## Work to complete
Repeat the data exactly, please; no pictures belong in the copy.
"""
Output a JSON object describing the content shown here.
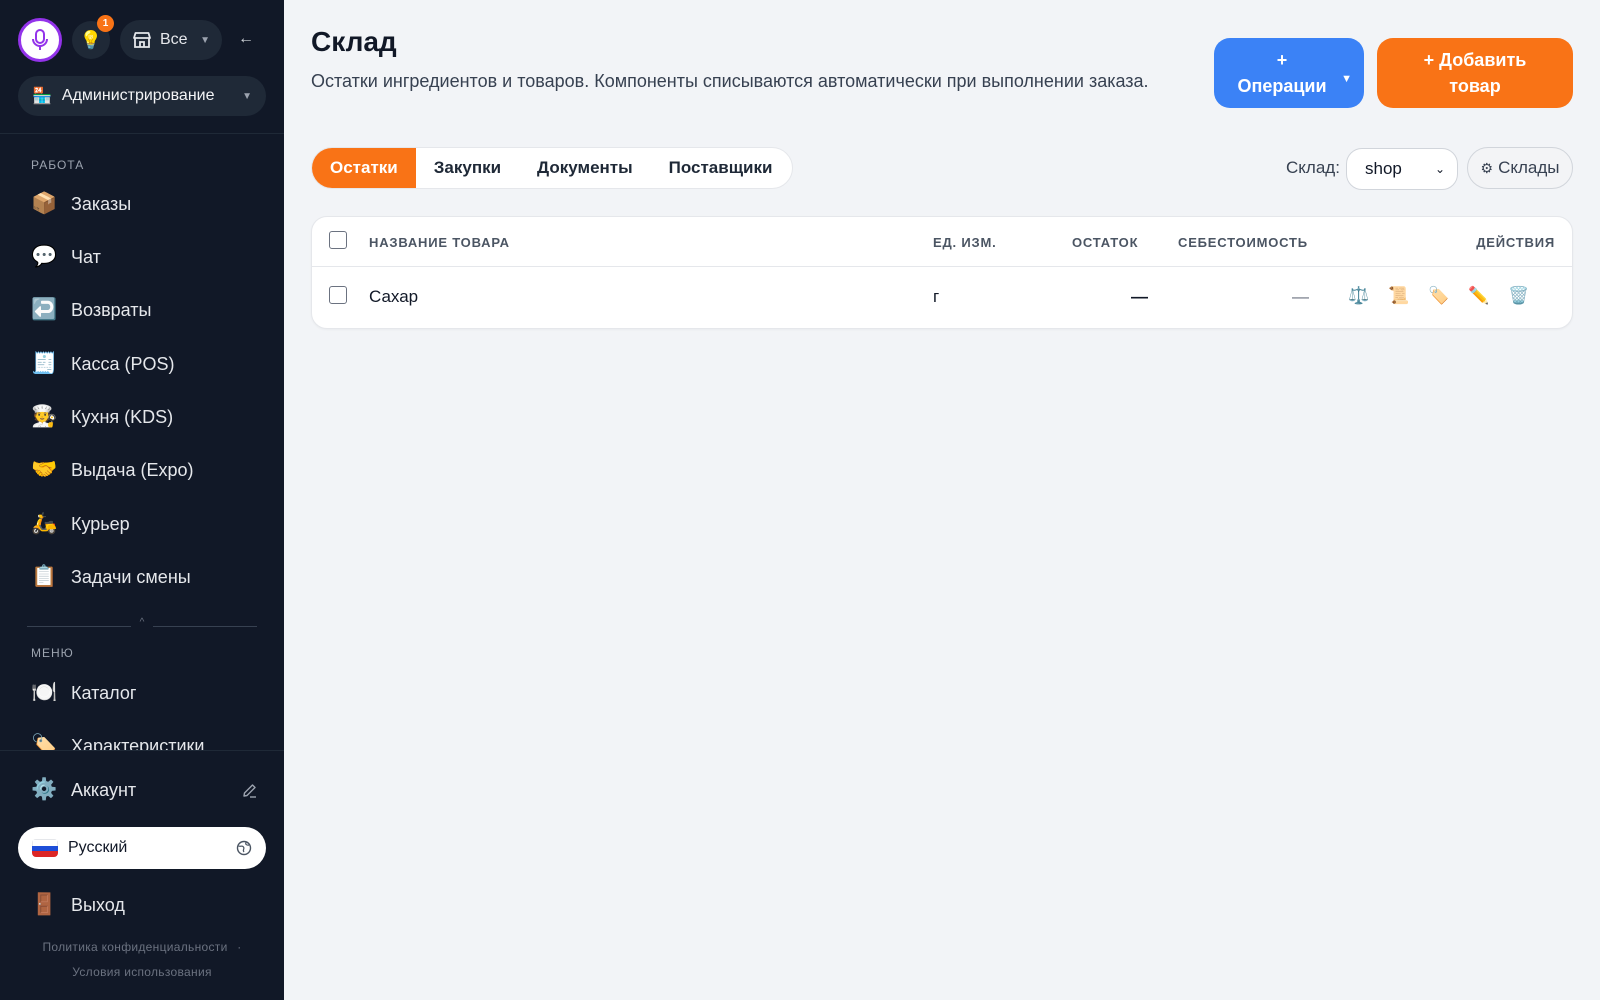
{
  "sidebar": {
    "store_filter": "Все",
    "notification_count": "1",
    "collapse_glyph": "←",
    "mode_select": {
      "icon": "🏪",
      "label": "Администрирование"
    },
    "work_section": "РАБОТА",
    "work_items": [
      {
        "icon": "📦",
        "label": "Заказы"
      },
      {
        "icon": "💬",
        "label": "Чат"
      },
      {
        "icon": "↩️",
        "label": "Возвраты"
      },
      {
        "icon": "🧾",
        "label": "Касса (POS)"
      },
      {
        "icon": "🧑‍🍳",
        "label": "Кухня (KDS)"
      },
      {
        "icon": "🤝",
        "label": "Выдача (Expo)"
      },
      {
        "icon": "🛵",
        "label": "Курьер"
      },
      {
        "icon": "📋",
        "label": "Задачи смены"
      }
    ],
    "menu_section": "МЕНЮ",
    "menu_items": [
      {
        "icon": "🍽️",
        "label": "Каталог"
      },
      {
        "icon": "🏷️",
        "label": "Характеристики"
      }
    ],
    "account": {
      "icon": "⚙️",
      "label": "Аккаунт"
    },
    "language": "Русский",
    "logout": {
      "icon": "🚪",
      "label": "Выход"
    },
    "privacy_link": "Политика конфиденциальности",
    "legal_separator": "·",
    "terms_link": "Условия использования"
  },
  "main": {
    "title": "Склад",
    "description": "Остатки ингредиентов и товаров. Компоненты списываются автоматически при выполнении заказа.",
    "operations_button": {
      "line1": "+",
      "line2": "Операции"
    },
    "add_button": {
      "line1": "+ Добавить",
      "line2": "товар"
    },
    "tabs": [
      "Остатки",
      "Закупки",
      "Документы",
      "Поставщики"
    ],
    "active_tab": "Остатки",
    "warehouse_label": "Склад:",
    "warehouse_value": "shop",
    "warehouses_button": "Склады",
    "table": {
      "columns": [
        "НАЗВАНИЕ ТОВАРА",
        "ЕД. ИЗМ.",
        "ОСТАТОК",
        "СЕБЕСТОИМОСТЬ",
        "ДЕЙСТВИЯ"
      ],
      "rows": [
        {
          "name": "Сахар",
          "unit": "г",
          "stock": "—",
          "cost": "—"
        }
      ],
      "action_icons": [
        "⚖️",
        "📜",
        "🏷️",
        "✏️",
        "🗑️"
      ]
    }
  },
  "colors": {
    "sidebar_bg": "#111827",
    "accent_orange": "#f97316",
    "accent_blue": "#3b82f6",
    "mic_ring": "#9333ea"
  }
}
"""
## Result for this exercise
Output a JSON object describing the content shown here.
{
  "sidebar": {
    "store_filter": "Все",
    "notification_count": "1",
    "collapse_glyph": "←",
    "mode_select": {
      "icon": "🏪",
      "label": "Администрирование"
    },
    "work_section": "РАБОТА",
    "work_items": [
      {
        "icon": "📦",
        "label": "Заказы"
      },
      {
        "icon": "💬",
        "label": "Чат"
      },
      {
        "icon": "↩️",
        "label": "Возвраты"
      },
      {
        "icon": "🧾",
        "label": "Касса (POS)"
      },
      {
        "icon": "🧑‍🍳",
        "label": "Кухня (KDS)"
      },
      {
        "icon": "🤝",
        "label": "Выдача (Expo)"
      },
      {
        "icon": "🛵",
        "label": "Курьер"
      },
      {
        "icon": "📋",
        "label": "Задачи смены"
      }
    ],
    "menu_section": "МЕНЮ",
    "menu_items": [
      {
        "icon": "🍽️",
        "label": "Каталог"
      },
      {
        "icon": "🏷️",
        "label": "Характеристики"
      }
    ],
    "account": {
      "icon": "⚙️",
      "label": "Аккаунт"
    },
    "language": "Русский",
    "logout": {
      "icon": "🚪",
      "label": "Выход"
    },
    "privacy_link": "Политика конфиденциальности",
    "legal_separator": "·",
    "terms_link": "Условия использования"
  },
  "main": {
    "title": "Склад",
    "description": "Остатки ингредиентов и товаров. Компоненты списываются автоматически при выполнении заказа.",
    "operations_button": {
      "line1": "+",
      "line2": "Операции"
    },
    "add_button": {
      "line1": "+ Добавить",
      "line2": "товар"
    },
    "tabs": [
      "Остатки",
      "Закупки",
      "Документы",
      "Поставщики"
    ],
    "active_tab": "Остатки",
    "warehouse_label": "Склад:",
    "warehouse_value": "shop",
    "warehouses_button": "Склады",
    "table": {
      "columns": [
        "НАЗВАНИЕ ТОВАРА",
        "ЕД. ИЗМ.",
        "ОСТАТОК",
        "СЕБЕСТОИМОСТЬ",
        "ДЕЙСТВИЯ"
      ],
      "rows": [
        {
          "name": "Сахар",
          "unit": "г",
          "stock": "—",
          "cost": "—"
        }
      ],
      "action_icons": [
        "⚖️",
        "📜",
        "🏷️",
        "✏️",
        "🗑️"
      ]
    }
  },
  "colors": {
    "sidebar_bg": "#111827",
    "accent_orange": "#f97316",
    "accent_blue": "#3b82f6",
    "mic_ring": "#9333ea"
  }
}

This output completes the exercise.